Start of Block
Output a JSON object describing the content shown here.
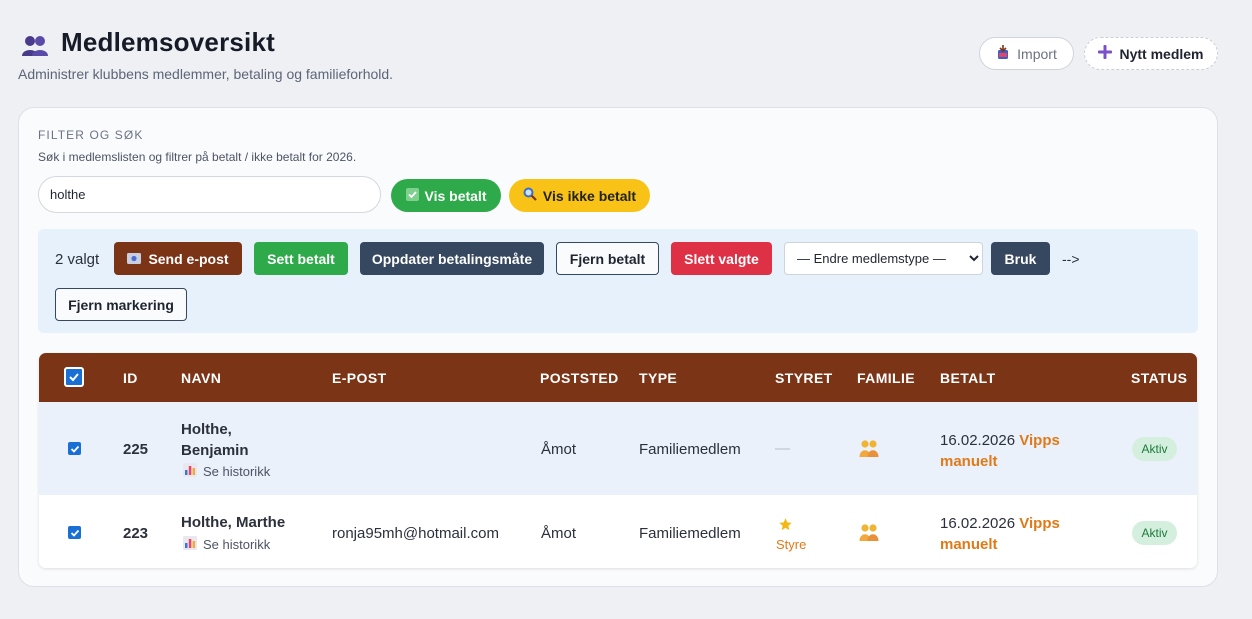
{
  "header": {
    "title": "Medlemsoversikt",
    "subtitle": "Administrer klubbens medlemmer, betaling og familieforhold.",
    "import_label": "Import",
    "new_member_label": "Nytt medlem"
  },
  "filter": {
    "heading": "FILTER OG SØK",
    "description": "Søk i medlemslisten og filtrer på betalt / ikke betalt for 2026.",
    "search_value": "holthe",
    "show_paid_label": "Vis betalt",
    "show_unpaid_label": "Vis ikke betalt"
  },
  "bulk": {
    "selected_count": "2 valgt",
    "send_email_label": "Send e-post",
    "set_paid_label": "Sett betalt",
    "update_payment_label": "Oppdater betalingsmåte",
    "remove_paid_label": "Fjern betalt",
    "delete_label": "Slett valgte",
    "member_type_select": "— Endre medlemstype —",
    "apply_label": "Bruk",
    "stray_text": "-->",
    "clear_selection_label": "Fjern markering"
  },
  "table": {
    "columns": [
      "ID",
      "NAVN",
      "E-POST",
      "POSTSTED",
      "TYPE",
      "STYRET",
      "FAMILIE",
      "BETALT",
      "STATUS"
    ],
    "rows": [
      {
        "id": "225",
        "name_line1": "Holthe,",
        "name_line2": "Benjamin",
        "history": "Se historikk",
        "email": "",
        "poststed": "Åmot",
        "type": "Familiemedlem",
        "board": "—",
        "paid_date": "16.02.2026",
        "paid_method_a": "Vipps",
        "paid_method_b": "manuelt",
        "status": "Aktiv"
      },
      {
        "id": "223",
        "name_line1": "Holthe, Marthe",
        "history": "Se historikk",
        "email": "ronja95mh@hotmail.com",
        "poststed": "Åmot",
        "type": "Familiemedlem",
        "board": "Styre",
        "paid_date": "16.02.2026",
        "paid_method_a": "Vipps",
        "paid_method_b": "manuelt",
        "status": "Aktiv"
      }
    ]
  },
  "colors": {
    "brand": "#7b3416",
    "success": "#2eaa4a",
    "warning": "#f8c316",
    "danger": "#de3146",
    "navy": "#364760",
    "accent_orange": "#e07a18"
  }
}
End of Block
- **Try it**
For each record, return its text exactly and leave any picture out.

- **Exercise answer**
Output a JSON object describing the content shown here.
{
  "header": {
    "title": "Medlemsoversikt",
    "subtitle": "Administrer klubbens medlemmer, betaling og familieforhold.",
    "import_label": "Import",
    "new_member_label": "Nytt medlem"
  },
  "filter": {
    "heading": "FILTER OG SØK",
    "description": "Søk i medlemslisten og filtrer på betalt / ikke betalt for 2026.",
    "search_value": "holthe",
    "show_paid_label": "Vis betalt",
    "show_unpaid_label": "Vis ikke betalt"
  },
  "bulk": {
    "selected_count": "2 valgt",
    "send_email_label": "Send e-post",
    "set_paid_label": "Sett betalt",
    "update_payment_label": "Oppdater betalingsmåte",
    "remove_paid_label": "Fjern betalt",
    "delete_label": "Slett valgte",
    "member_type_select": "— Endre medlemstype —",
    "apply_label": "Bruk",
    "stray_text": "-->",
    "clear_selection_label": "Fjern markering"
  },
  "table": {
    "columns": [
      "ID",
      "NAVN",
      "E-POST",
      "POSTSTED",
      "TYPE",
      "STYRET",
      "FAMILIE",
      "BETALT",
      "STATUS"
    ],
    "rows": [
      {
        "id": "225",
        "name_line1": "Holthe,",
        "name_line2": "Benjamin",
        "history": "Se historikk",
        "email": "",
        "poststed": "Åmot",
        "type": "Familiemedlem",
        "board": "—",
        "paid_date": "16.02.2026",
        "paid_method_a": "Vipps",
        "paid_method_b": "manuelt",
        "status": "Aktiv"
      },
      {
        "id": "223",
        "name_line1": "Holthe, Marthe",
        "history": "Se historikk",
        "email": "ronja95mh@hotmail.com",
        "poststed": "Åmot",
        "type": "Familiemedlem",
        "board": "Styre",
        "paid_date": "16.02.2026",
        "paid_method_a": "Vipps",
        "paid_method_b": "manuelt",
        "status": "Aktiv"
      }
    ]
  },
  "colors": {
    "brand": "#7b3416",
    "success": "#2eaa4a",
    "warning": "#f8c316",
    "danger": "#de3146",
    "navy": "#364760",
    "accent_orange": "#e07a18"
  }
}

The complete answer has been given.